→ WHAT YOU SHOULD DO
Your task is to work out how many lines in the data that follows hold "zoek" and to state that number alone.
[Opening DATA LISTING section]
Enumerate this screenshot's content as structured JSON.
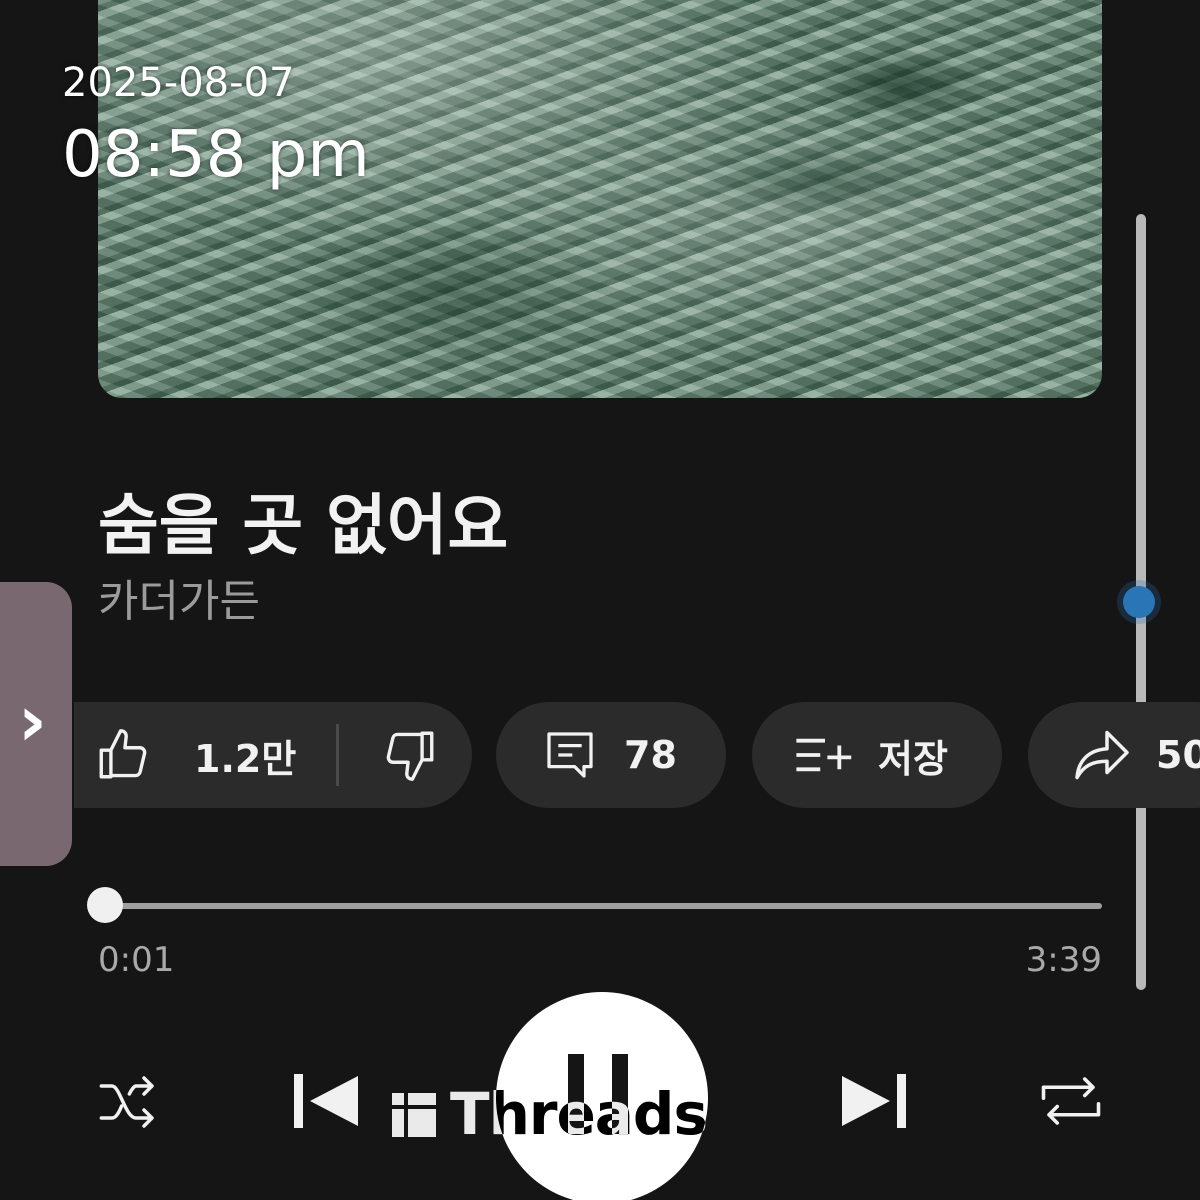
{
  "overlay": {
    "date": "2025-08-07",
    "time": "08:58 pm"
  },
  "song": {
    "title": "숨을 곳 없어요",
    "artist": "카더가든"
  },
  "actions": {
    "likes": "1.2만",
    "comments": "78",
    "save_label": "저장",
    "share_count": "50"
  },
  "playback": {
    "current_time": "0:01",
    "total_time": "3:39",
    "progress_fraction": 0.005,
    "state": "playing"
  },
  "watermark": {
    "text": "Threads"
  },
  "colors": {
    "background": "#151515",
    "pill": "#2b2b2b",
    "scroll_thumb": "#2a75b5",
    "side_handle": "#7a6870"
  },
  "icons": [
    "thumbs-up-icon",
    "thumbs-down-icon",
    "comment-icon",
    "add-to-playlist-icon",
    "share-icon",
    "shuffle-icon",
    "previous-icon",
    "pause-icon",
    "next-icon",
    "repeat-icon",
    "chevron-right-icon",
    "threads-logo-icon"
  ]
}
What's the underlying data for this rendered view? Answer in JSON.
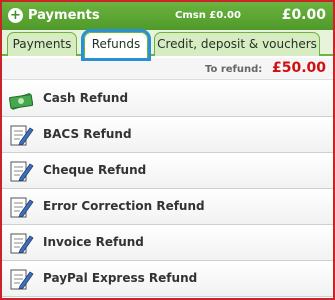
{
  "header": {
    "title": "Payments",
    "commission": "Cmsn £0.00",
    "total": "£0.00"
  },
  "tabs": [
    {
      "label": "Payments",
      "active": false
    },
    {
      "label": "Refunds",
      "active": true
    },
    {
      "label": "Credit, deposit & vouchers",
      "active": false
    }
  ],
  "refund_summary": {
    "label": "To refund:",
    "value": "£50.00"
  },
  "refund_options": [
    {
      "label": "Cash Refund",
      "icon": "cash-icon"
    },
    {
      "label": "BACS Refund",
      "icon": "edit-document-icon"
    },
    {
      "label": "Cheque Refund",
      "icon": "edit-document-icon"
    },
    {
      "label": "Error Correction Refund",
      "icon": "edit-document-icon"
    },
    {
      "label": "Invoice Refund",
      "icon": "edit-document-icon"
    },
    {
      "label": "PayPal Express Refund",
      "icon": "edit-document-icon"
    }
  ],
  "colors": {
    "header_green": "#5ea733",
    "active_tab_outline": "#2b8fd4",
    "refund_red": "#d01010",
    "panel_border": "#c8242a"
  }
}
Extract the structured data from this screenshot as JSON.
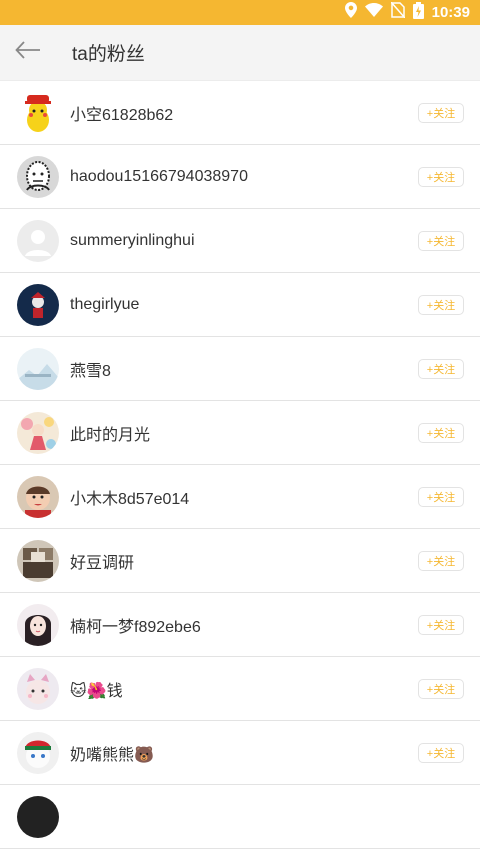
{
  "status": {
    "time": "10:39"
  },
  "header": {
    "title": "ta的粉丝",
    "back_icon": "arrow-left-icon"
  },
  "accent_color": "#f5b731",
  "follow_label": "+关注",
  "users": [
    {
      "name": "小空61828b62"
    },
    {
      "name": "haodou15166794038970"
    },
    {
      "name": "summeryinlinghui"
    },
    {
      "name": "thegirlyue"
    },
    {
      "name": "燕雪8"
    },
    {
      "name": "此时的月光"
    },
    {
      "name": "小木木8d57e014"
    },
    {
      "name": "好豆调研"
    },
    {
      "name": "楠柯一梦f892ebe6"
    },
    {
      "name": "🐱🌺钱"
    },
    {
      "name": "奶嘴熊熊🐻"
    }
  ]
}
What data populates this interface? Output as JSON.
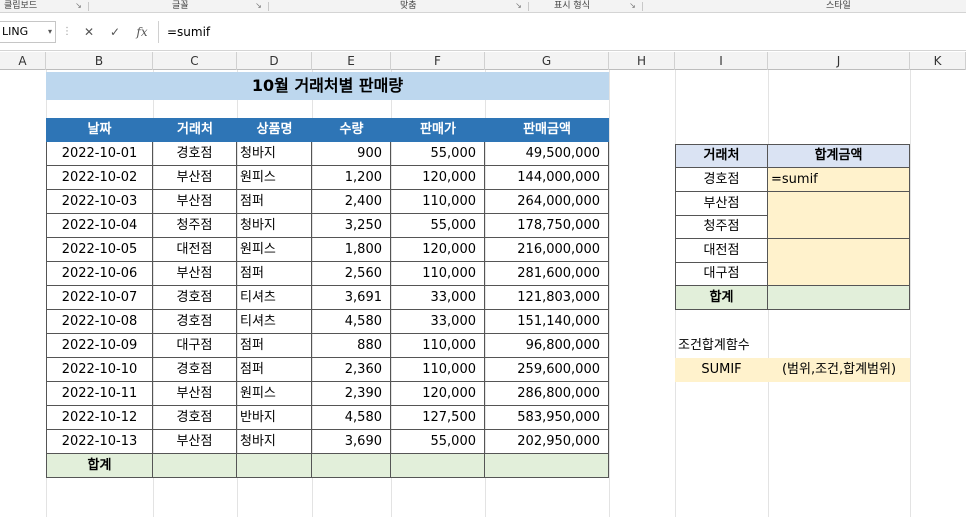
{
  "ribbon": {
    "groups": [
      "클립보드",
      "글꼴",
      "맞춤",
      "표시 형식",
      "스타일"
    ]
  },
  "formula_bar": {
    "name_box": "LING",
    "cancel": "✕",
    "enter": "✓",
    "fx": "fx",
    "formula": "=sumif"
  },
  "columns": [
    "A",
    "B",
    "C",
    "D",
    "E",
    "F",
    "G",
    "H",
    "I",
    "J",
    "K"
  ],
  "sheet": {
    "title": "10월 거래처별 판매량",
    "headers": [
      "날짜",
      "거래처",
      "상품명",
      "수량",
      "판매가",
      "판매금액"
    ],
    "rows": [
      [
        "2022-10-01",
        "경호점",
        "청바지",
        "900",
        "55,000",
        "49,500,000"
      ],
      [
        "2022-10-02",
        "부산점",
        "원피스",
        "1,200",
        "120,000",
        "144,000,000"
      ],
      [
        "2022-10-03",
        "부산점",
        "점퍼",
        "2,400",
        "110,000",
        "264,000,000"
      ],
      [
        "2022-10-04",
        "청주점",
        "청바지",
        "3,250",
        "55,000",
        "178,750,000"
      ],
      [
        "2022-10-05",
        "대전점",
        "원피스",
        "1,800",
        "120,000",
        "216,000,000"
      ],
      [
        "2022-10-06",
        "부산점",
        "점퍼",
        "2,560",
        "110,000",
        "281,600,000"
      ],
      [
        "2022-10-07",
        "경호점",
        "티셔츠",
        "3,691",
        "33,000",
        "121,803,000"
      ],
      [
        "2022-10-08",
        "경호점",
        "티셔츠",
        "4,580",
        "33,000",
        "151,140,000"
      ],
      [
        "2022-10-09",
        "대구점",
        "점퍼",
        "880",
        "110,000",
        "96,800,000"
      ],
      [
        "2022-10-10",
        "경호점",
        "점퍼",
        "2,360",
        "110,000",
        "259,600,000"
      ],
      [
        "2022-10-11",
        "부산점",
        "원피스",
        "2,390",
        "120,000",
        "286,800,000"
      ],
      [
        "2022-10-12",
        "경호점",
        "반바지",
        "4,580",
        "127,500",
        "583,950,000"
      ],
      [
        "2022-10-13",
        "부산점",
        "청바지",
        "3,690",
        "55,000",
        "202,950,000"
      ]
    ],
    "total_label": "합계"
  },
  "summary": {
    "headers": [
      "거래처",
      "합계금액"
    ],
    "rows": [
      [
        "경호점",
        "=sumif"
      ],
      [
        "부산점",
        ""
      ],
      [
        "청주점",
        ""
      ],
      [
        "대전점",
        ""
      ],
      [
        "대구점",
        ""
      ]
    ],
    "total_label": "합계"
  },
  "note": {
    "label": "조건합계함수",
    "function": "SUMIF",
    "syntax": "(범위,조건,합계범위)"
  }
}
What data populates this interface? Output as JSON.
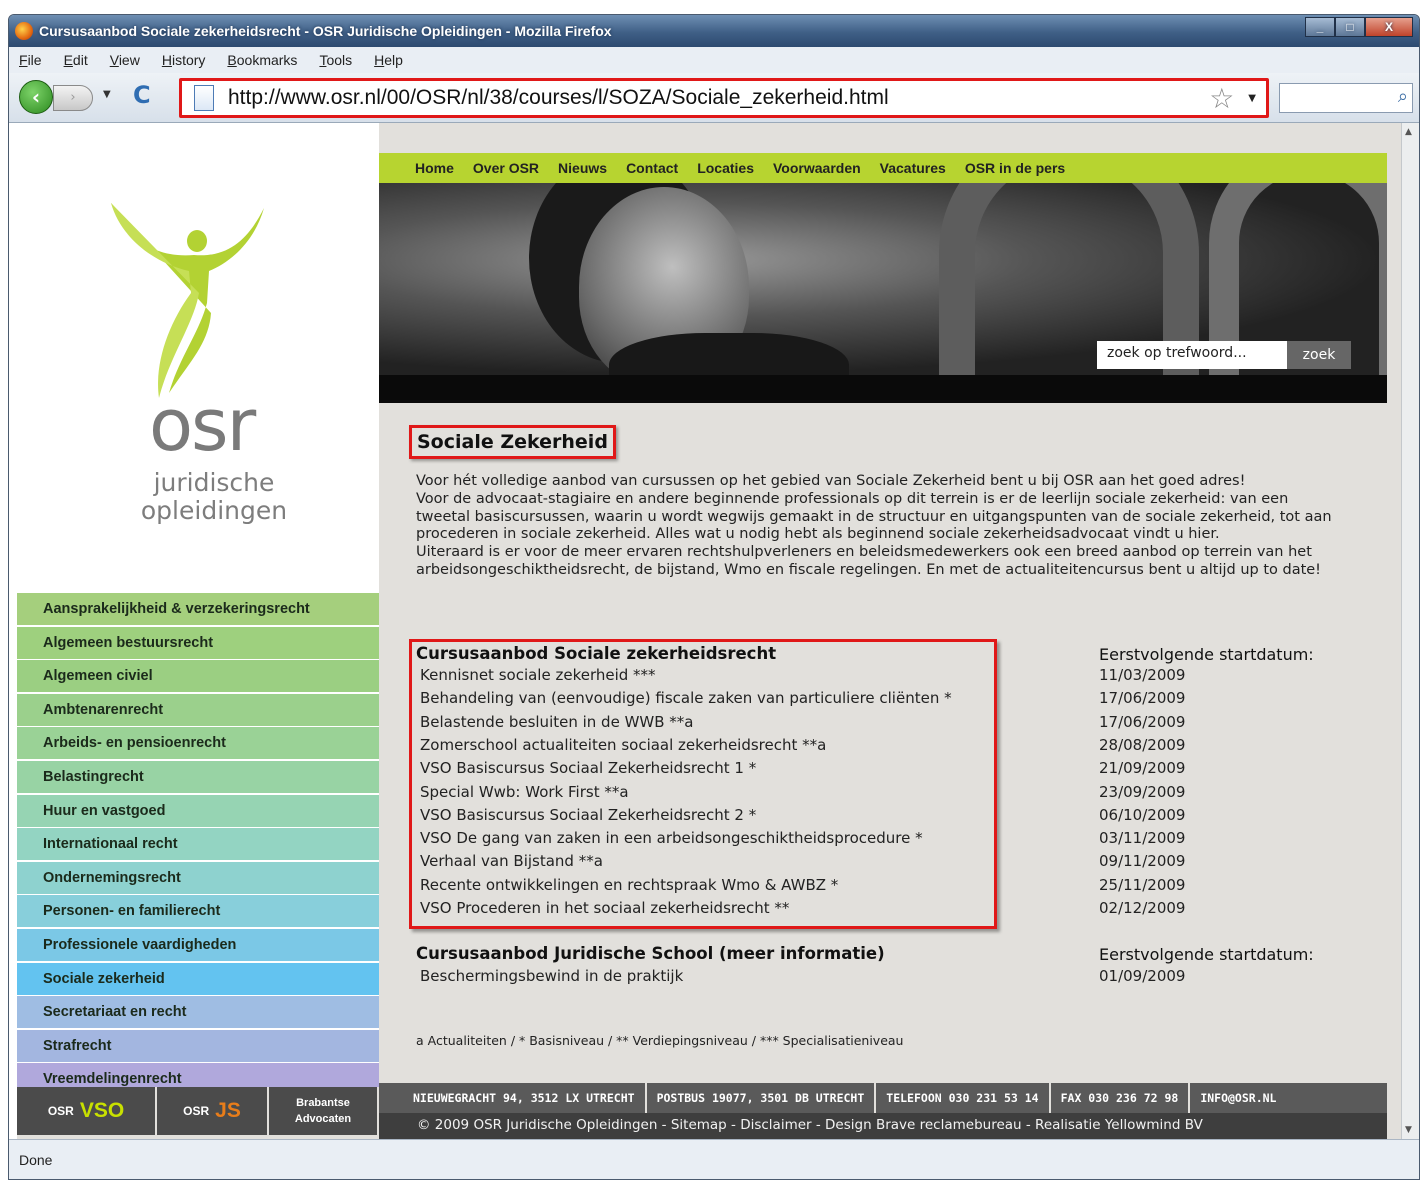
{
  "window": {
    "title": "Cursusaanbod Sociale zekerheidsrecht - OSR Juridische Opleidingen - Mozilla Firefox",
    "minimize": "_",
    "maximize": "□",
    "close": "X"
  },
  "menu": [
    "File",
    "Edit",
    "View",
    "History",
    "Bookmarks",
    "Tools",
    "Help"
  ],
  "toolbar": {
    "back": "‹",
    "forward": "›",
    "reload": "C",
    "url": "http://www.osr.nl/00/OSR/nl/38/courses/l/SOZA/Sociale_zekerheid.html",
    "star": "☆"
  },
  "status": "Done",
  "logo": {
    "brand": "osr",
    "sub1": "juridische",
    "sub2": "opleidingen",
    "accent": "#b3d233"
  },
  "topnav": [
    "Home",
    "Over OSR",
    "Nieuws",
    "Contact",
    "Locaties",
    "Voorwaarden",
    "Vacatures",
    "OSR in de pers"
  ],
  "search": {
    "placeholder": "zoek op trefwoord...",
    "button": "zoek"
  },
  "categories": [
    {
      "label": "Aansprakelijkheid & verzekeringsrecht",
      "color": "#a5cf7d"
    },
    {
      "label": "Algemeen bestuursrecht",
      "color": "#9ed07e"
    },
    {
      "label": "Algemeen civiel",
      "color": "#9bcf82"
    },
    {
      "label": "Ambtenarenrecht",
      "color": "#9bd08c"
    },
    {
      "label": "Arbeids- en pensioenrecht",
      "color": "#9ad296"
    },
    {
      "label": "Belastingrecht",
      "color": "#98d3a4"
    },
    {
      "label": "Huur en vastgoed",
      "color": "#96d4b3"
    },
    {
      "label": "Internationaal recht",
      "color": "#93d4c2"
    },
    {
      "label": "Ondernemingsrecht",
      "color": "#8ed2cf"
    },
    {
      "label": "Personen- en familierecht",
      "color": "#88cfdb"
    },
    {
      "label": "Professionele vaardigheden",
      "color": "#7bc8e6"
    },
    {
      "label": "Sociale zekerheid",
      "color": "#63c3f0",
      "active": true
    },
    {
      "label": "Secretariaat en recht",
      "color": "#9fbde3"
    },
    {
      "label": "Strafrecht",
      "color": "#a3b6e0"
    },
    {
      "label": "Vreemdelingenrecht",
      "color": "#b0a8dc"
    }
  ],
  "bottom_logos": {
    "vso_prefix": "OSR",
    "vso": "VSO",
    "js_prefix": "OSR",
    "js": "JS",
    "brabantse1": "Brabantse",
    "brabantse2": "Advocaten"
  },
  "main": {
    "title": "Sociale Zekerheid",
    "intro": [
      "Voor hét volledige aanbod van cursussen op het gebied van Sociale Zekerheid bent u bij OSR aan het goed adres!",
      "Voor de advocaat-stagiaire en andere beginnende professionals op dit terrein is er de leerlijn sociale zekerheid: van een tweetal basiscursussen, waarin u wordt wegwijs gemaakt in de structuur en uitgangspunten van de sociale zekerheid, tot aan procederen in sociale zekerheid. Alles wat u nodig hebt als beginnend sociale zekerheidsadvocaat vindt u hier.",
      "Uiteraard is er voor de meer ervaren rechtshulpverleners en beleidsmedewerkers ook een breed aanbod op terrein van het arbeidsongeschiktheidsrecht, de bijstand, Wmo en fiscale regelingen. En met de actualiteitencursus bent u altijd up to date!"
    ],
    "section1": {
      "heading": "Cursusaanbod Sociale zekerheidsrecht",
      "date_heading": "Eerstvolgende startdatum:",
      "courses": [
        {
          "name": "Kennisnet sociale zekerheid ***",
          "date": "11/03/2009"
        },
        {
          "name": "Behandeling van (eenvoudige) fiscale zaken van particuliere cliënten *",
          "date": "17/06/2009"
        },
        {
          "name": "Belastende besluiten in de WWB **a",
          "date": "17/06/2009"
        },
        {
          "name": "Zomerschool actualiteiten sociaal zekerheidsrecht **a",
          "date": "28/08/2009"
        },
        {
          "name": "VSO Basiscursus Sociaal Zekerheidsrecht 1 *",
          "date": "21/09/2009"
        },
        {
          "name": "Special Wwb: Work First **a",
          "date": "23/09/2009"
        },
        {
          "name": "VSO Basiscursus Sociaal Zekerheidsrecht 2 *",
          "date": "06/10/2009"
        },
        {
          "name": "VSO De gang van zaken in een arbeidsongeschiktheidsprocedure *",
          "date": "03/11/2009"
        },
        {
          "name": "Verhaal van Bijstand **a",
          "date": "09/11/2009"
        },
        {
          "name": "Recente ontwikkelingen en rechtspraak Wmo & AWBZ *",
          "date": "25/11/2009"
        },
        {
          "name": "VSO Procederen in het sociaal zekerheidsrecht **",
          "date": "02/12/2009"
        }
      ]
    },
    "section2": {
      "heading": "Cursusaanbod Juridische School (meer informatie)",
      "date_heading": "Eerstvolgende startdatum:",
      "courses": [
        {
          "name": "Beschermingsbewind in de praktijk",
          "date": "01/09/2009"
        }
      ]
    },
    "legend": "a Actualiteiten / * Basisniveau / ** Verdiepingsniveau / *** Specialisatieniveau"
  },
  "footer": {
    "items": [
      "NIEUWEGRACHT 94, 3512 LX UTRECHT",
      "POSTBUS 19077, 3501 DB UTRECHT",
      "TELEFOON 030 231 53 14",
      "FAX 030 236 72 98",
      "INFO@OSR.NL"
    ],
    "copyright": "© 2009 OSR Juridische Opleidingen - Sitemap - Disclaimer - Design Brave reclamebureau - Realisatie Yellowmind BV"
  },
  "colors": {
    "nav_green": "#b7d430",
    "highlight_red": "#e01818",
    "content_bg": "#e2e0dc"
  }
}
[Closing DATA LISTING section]
→ SOLVED EXERCISE
2